We have talked in this space how there were some similarities between this season and 2007. One of the most memorable things to me about that season was the optimism heading into the All-Star Break only to be dashed quickly in the first game back. Last night, unfortunately, kept this season on track with that disappointing year.
If this team is going to climb back into contention, they can’t afford to waste an Adam Wainwright start at home. That said, this wasn’t completely a typical Wainwright start, since he gave up four runs in six innings on two homers. The last one was a back-breaker, because it seemed pretty tough for the Cardinals to come back from three runs down in the middle of the game. Not impossible, but it’s not the way you’d like to bet.
In fairness, they were able to put together quite a number of hits–11, which was actually more than the Giants–and while many of them felt like they came with two outs, it wasn’t actually the case. The Cardinals had the leadoff batter reach in the second (stranded at second), the third (stranded at third), the fourth (scored on a two-out single by Tommy Edman), the seventh (that was a homer by Paul Goldschmidt, so it wasn’t quite the same), and the eighth (stranded at first). Runners weren’t really the problem. Stringing together things was.

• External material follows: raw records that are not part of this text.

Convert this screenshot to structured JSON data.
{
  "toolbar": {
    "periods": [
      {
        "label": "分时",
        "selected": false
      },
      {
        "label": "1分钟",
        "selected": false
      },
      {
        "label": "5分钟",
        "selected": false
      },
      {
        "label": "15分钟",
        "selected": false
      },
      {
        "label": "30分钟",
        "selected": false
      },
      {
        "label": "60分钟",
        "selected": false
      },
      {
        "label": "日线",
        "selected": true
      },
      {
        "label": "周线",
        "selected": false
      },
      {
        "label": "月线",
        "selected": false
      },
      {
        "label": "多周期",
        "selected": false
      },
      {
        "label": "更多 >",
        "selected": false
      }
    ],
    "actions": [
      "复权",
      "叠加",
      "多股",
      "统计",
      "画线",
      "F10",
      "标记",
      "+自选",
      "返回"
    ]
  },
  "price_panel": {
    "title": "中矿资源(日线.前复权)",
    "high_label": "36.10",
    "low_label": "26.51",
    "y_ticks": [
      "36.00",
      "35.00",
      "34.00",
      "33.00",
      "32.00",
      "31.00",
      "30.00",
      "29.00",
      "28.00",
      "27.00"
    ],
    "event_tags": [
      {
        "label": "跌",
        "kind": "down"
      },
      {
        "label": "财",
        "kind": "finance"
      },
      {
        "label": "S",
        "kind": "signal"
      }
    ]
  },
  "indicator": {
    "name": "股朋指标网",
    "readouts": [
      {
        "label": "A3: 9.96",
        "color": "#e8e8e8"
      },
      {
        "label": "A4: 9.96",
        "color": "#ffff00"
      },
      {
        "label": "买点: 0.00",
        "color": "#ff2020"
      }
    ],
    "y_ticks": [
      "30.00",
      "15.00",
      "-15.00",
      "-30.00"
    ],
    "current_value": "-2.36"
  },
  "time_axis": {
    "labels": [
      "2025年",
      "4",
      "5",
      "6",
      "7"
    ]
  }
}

The fourth was the key part of the game. Tied 1-1 after that flare by Edman, Paul DeJong singled and Harrison Bader walked, loading the bases with two outs. If the bullpen was stronger, you wonder if Mike Shildt would have pinch-hit for Adam Wainwright there, even though he had a fairly low pitch count. As much as Wainwright has had some offensive prowess in the past, he seems to have lost it with the year of the DH last season. The at-bat probably turned on pitch 2, which was called a strike even though it looked to be just outside. If Wainwright gets up 2-0, maybe he gets something to hit. Instead, he waved at two pitches nowhere close after that and the threat was gone.
However, it’s the Cardinal bullpen. Even fully rested, it’s not something you really want to test over five innings if you can. The Cardinals used their two newest arms, Luis Garcia and T.J. McFarland, as the first two out of the gate when Wainwright left. Garcia struck out the first batter he faced, then gave up back-to-back singles. McFarland was then called on and got a grounder to Nolan Arenado, who could get the lead runner but was unable to turn a double play. That wound up being key because then Mike Yastrzemski hit his second homer of the night right after, making it 7-1.
All in all, it was a 2007 kinda game, it seemed. Even with all the pitching issues, we have to give the Goat to Dylan Carlson, who went 0-5 and struck out four times in his leadoff spot. There was hope that the break would give him a chance to recharge and come back out strong. That didn’t seem to be the case last night. It has been 15 games since Carlson hit a home run. In that span, he’s hitting .194/.275/.274. It may be time to revisit him in the leadoff spot. Since Harrison Bader returned (10 games, so take it for what it’s worth) he’s got a line of .297/.366/.514. If that’s not a small-sample issue, putting him in front of Goldschmidt and Arenado could be just what this team needs.
While it didn’t wind up mattering, since he neither drove in a run or scored, I’ll give the Hero to Paul DeJong for his three hit night. In his last 15 games (12 starts over that span) he’s got a .349/.451/.674 line. Is that a function of a little more rest and being lower in the lineup? Is it just a small sample? I don’t know. If he’s going to keep this up, though, maybe a lineup of:
I think I’d give that a whirl for a few games. However, there are many good reasons why I’m not the manager.
Kwang Hyun Kim on the bump tonight. Probably going to be another low-scoring affair so hopefully the Cards get one more than the Giants do!